» WHAT THIS TASK INVOLVES
In your copy, repeat the records exactly and leave out the pictures.

» SOURCE MATERIAL

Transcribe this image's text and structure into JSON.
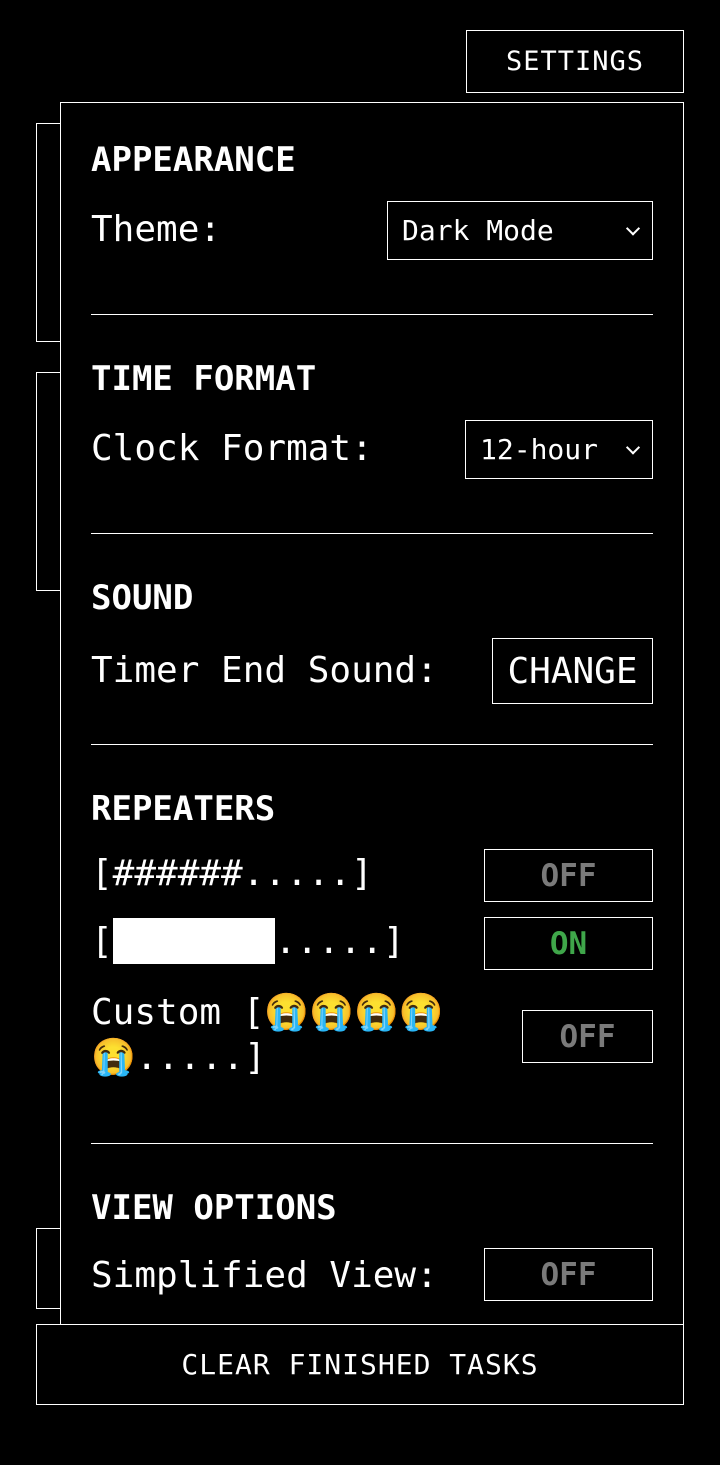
{
  "header": {
    "settings_label": "SETTINGS"
  },
  "appearance": {
    "heading": "APPEARANCE",
    "theme_label": "Theme:",
    "theme_value": "Dark Mode"
  },
  "time_format": {
    "heading": "TIME FORMAT",
    "clock_label": "Clock Format:",
    "clock_value": "12-hour"
  },
  "sound": {
    "heading": "SOUND",
    "timer_label": "Timer End Sound:",
    "change_label": "CHANGE"
  },
  "repeaters": {
    "heading": "REPEATERS",
    "items": [
      {
        "label": "[######.....]",
        "state": "OFF"
      },
      {
        "label_prefix": "[",
        "label_suffix": ".....]",
        "state": "ON"
      },
      {
        "label_line1": "Custom [😭😭😭😭",
        "label_line2": "😭.....]",
        "state": "OFF"
      }
    ]
  },
  "view_options": {
    "heading": "VIEW OPTIONS",
    "simplified_label": "Simplified View:",
    "simplified_state": "OFF"
  },
  "footer": {
    "clear_label": "CLEAR FINISHED TASKS"
  },
  "colors": {
    "background": "#000000",
    "foreground": "#ffffff",
    "toggle_on": "#3fa64a",
    "toggle_off": "#7a7a7a"
  },
  "icons": {
    "select_chevron": "chevron-down-icon"
  }
}
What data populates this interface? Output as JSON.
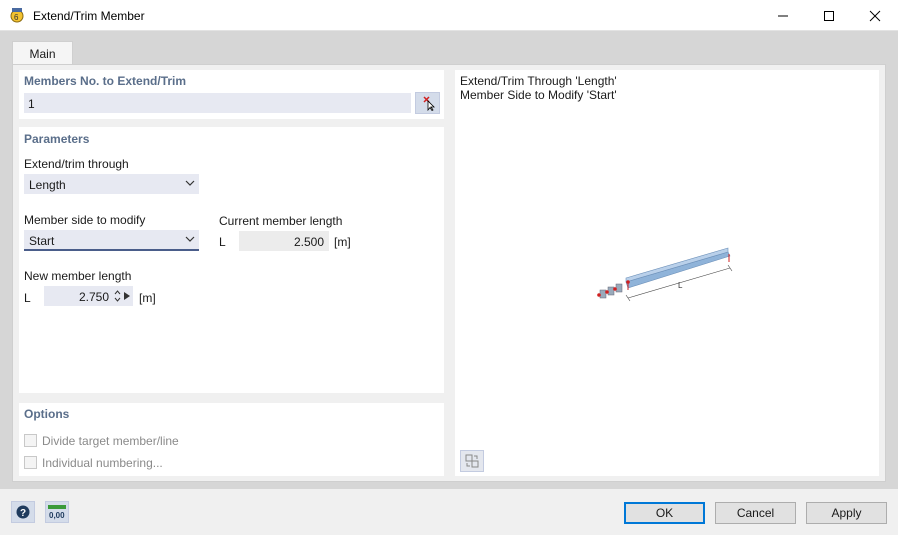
{
  "window": {
    "title": "Extend/Trim Member"
  },
  "tabs": [
    {
      "label": "Main"
    }
  ],
  "members": {
    "title": "Members No. to Extend/Trim",
    "value": "1"
  },
  "parameters": {
    "title": "Parameters",
    "through_label": "Extend/trim through",
    "through_value": "Length",
    "side_label": "Member side to modify",
    "side_value": "Start",
    "current_label": "Current member length",
    "current_symbol": "L",
    "current_value": "2.500",
    "current_unit": "[m]",
    "new_label": "New member length",
    "new_symbol": "L",
    "new_value": "2.750",
    "new_unit": "[m]"
  },
  "options": {
    "title": "Options",
    "divide_label": "Divide target member/line",
    "individual_label": "Individual numbering...",
    "divide_checked": false,
    "individual_checked": false
  },
  "preview": {
    "line1": "Extend/Trim Through 'Length'",
    "line2": "Member Side to Modify 'Start'",
    "dim_label": "L"
  },
  "buttons": {
    "ok": "OK",
    "cancel": "Cancel",
    "apply": "Apply",
    "units_icon_text": "0,00"
  },
  "colors": {
    "accent": "#0078d7",
    "section_title": "#5a6e8a",
    "field_bg": "#e7e9f2",
    "member_blue": "#8fb3d9",
    "marker_red": "#d02020"
  }
}
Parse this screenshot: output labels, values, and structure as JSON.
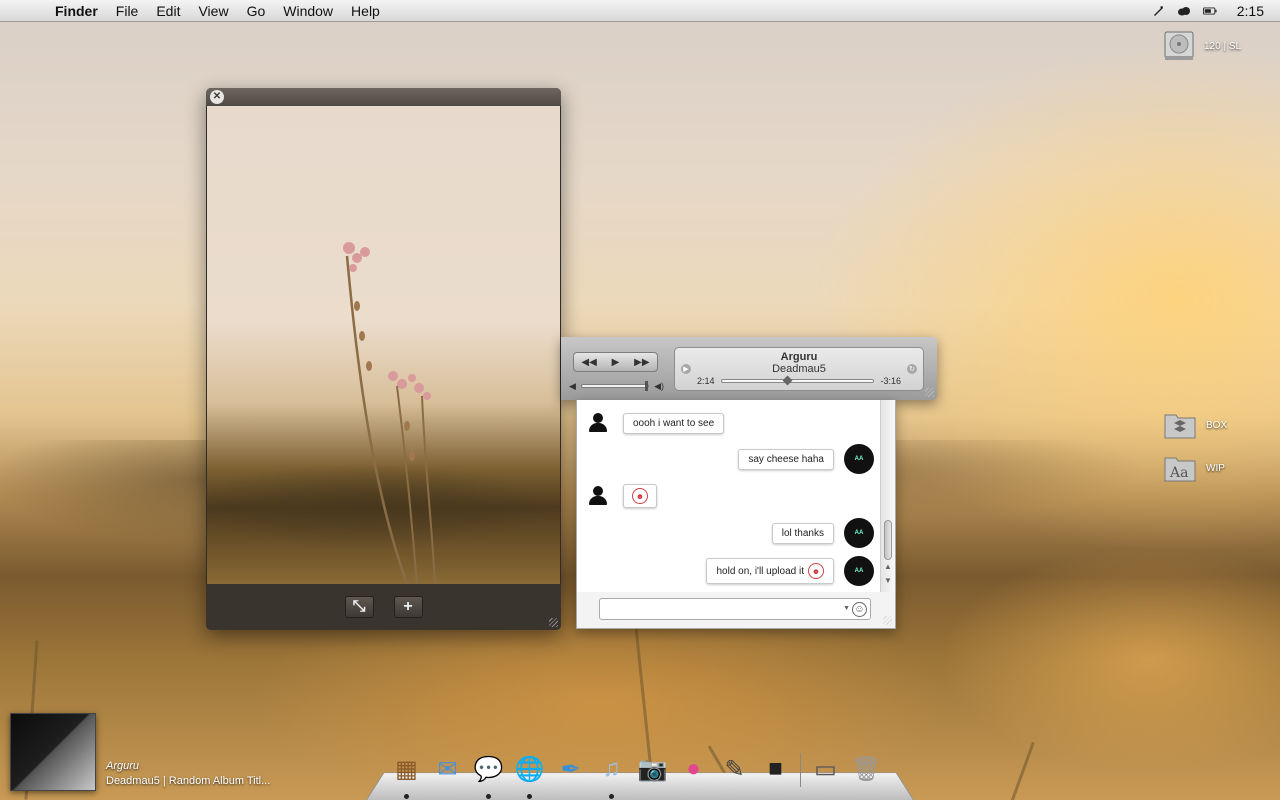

» SOLVED PROBLEM
Transcribe this image's text and structure into JSON.
{
  "header": {
    "settings_label": "SETTINGS"
  },
  "appearance": {
    "heading": "APPEARANCE",
    "theme_label": "Theme:",
    "theme_value": "Dark Mode"
  },
  "time_format": {
    "heading": "TIME FORMAT",
    "clock_label": "Clock Format:",
    "clock_value": "12-hour"
  },
  "sound": {
    "heading": "SOUND",
    "timer_label": "Timer End Sound:",
    "change_label": "CHANGE"
  },
  "repeaters": {
    "heading": "REPEATERS",
    "items": [
      {
        "label": "[######.....]",
        "state": "OFF"
      },
      {
        "label_prefix": "[",
        "label_suffix": ".....]",
        "state": "ON"
      },
      {
        "label_line1": "Custom [😭😭😭😭",
        "label_line2": "😭.....]",
        "state": "OFF"
      }
    ]
  },
  "view_options": {
    "heading": "VIEW OPTIONS",
    "simplified_label": "Simplified View:",
    "simplified_state": "OFF"
  },
  "footer": {
    "clear_label": "CLEAR FINISHED TASKS"
  },
  "colors": {
    "background": "#000000",
    "foreground": "#ffffff",
    "toggle_on": "#3fa64a",
    "toggle_off": "#7a7a7a"
  },
  "icons": {
    "select_chevron": "chevron-down-icon"
  }
}
What data populates this interface? Output as JSON.
{
  "window": {
    "title": "Extend/Trim Member"
  },
  "tabs": [
    {
      "label": "Main"
    }
  ],
  "members": {
    "title": "Members No. to Extend/Trim",
    "value": "1"
  },
  "parameters": {
    "title": "Parameters",
    "through_label": "Extend/trim through",
    "through_value": "Length",
    "side_label": "Member side to modify",
    "side_value": "Start",
    "current_label": "Current member length",
    "current_symbol": "L",
    "current_value": "2.500",
    "current_unit": "[m]",
    "new_label": "New member length",
    "new_symbol": "L",
    "new_value": "2.750",
    "new_unit": "[m]"
  },
  "options": {
    "title": "Options",
    "divide_label": "Divide target member/line",
    "individual_label": "Individual numbering...",
    "divide_checked": false,
    "individual_checked": false
  },
  "preview": {
    "line1": "Extend/Trim Through 'Length'",
    "line2": "Member Side to Modify 'Start'",
    "dim_label": "L"
  },
  "buttons": {
    "ok": "OK",
    "cancel": "Cancel",
    "apply": "Apply",
    "units_icon_text": "0,00"
  },
  "colors": {
    "accent": "#0078d7",
    "section_title": "#5a6e8a",
    "field_bg": "#e7e9f2",
    "member_blue": "#8fb3d9",
    "marker_red": "#d02020"
  }
}
Parse this screenshot: output labels, values, and structure as JSON.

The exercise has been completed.